Carbon labeling: greenwashing for the food industry
September 26, 2021
A new carbon labeling initiative aimed at ensuring greater environmental transparency in the German food industry was started – not by traditional regulators of the EU or the German Federal Government, but by a motivated group of food brands themselves. Supposedly, their motivation is altruistic: to help consumers make environmentally responsible decisions about the products they buy. However, this move towards increased climate labeling in the food industry overlaps with the more insidious practice of greenwashing.
While individual consumer choices fall far short of the structural change needed to effectively tackle climate change, consumers are increasingly concerned about the environmental impact of foods in their shopping carts, which, incidentally, constitute a quarter of global greenhouse gas emissions. This is particularly true for the younger generations, who will be the engines of tomorrow’s markets: 73% of Generation Z consumers are willing to spend more on sustainable products, according to a Report 2020 by First Insight. Given the shift in consumer trends towards climate awareness, companies are encouraged to market their products accordingly.
In the face of the onslaught of environmentally-motivated communications from producers striving to capitalize on this green wave, it’s no surprise that 43% of consumers don’t trust the environmental messages peddled by brands. , according to the Spanish consumer group OCU. This skepticism is justified – and companies are looking for ways to communicate their environmental commitments formally and reliably. For businesses wanting to trust each other, climate display seems like the perfect answer. And perhaps too decentralized: currently, the Ecolabel index monitors more than 450 climate labels.
Another organization has been announced: Carbon labeling package, the recently launched initiative to introduce a climate-friendly labeling system in Germany is the result of four major players in the German food landscape: Oatly, Frosta, Mymuesli and Nestlé Germany. Environmental NGOs German Zero and Global Impact Alliance joined the campaign, giving much needed credibility to the project.
While the German media present this initiative as a win for the climate action, there is reason to believe that it must be interpreted as another insidious example of greenwashing. Oatly and Nestlé recently suffered from PR issues related to the infamous climate villain’s investment in the former black stone in 2020 and the long and damning record of the latter environmental and human rights violations. This project provides them with much needed positive press.

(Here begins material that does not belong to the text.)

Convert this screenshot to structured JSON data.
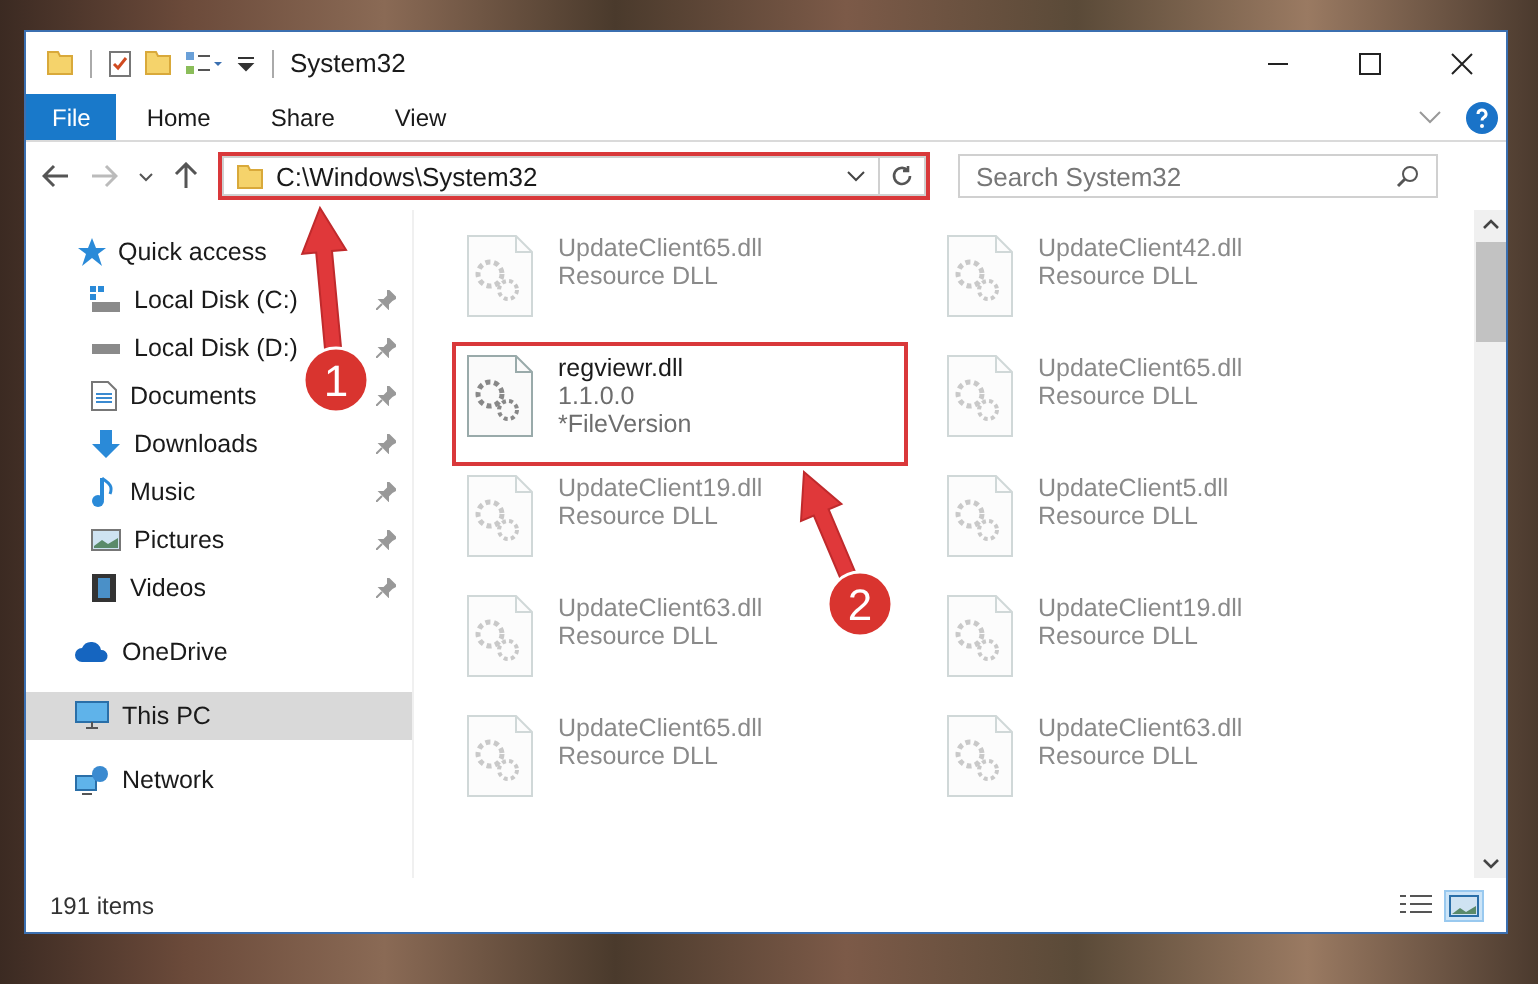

The initiative is based on Oatly’s push for the German government to introduce climate food labels last year, a call echoed by the German Science Advisory Council on Agricultural Policy, Flooding and Consumer Health (WBAE), which also recommended that the state introduce mandatory climate labeling more generally.
Instead of creating a separate carbon label, the German government stressed that it supports the EU’s regulatory plans and “aims to create a label that brings together previous systems», With reference to the organic, regional, animal welfare and Nutriscore labeling systems that already exist. The fact that existing efforts are underway raises the question of whether or not Together for Carbon Labeling is just a publicity stunt intended to redeem the reputation of some of these brands with consumers – and earn them a seat at the table. regulatory in the future.
A similar move towards climate display has also recently taken off in the French food industry with the Eco-Score – also initiated by French companies. Last spring, European retailers Lidl and Colruyt announced that they would test the labeling system on their products.
Since the climate crisis is not likely to end soon, consumer choices will continue to shift towards environmentally friendly products – and unregulated eco-friendly messages. Until a government-approved climate labeling standard is set, we can expect more business-inspired green labeling initiatives to proliferate.
Perhaps there is an end in sight: the EU has announced that it will advance a “eco-label” strategy in 2024.
photo by Jess torre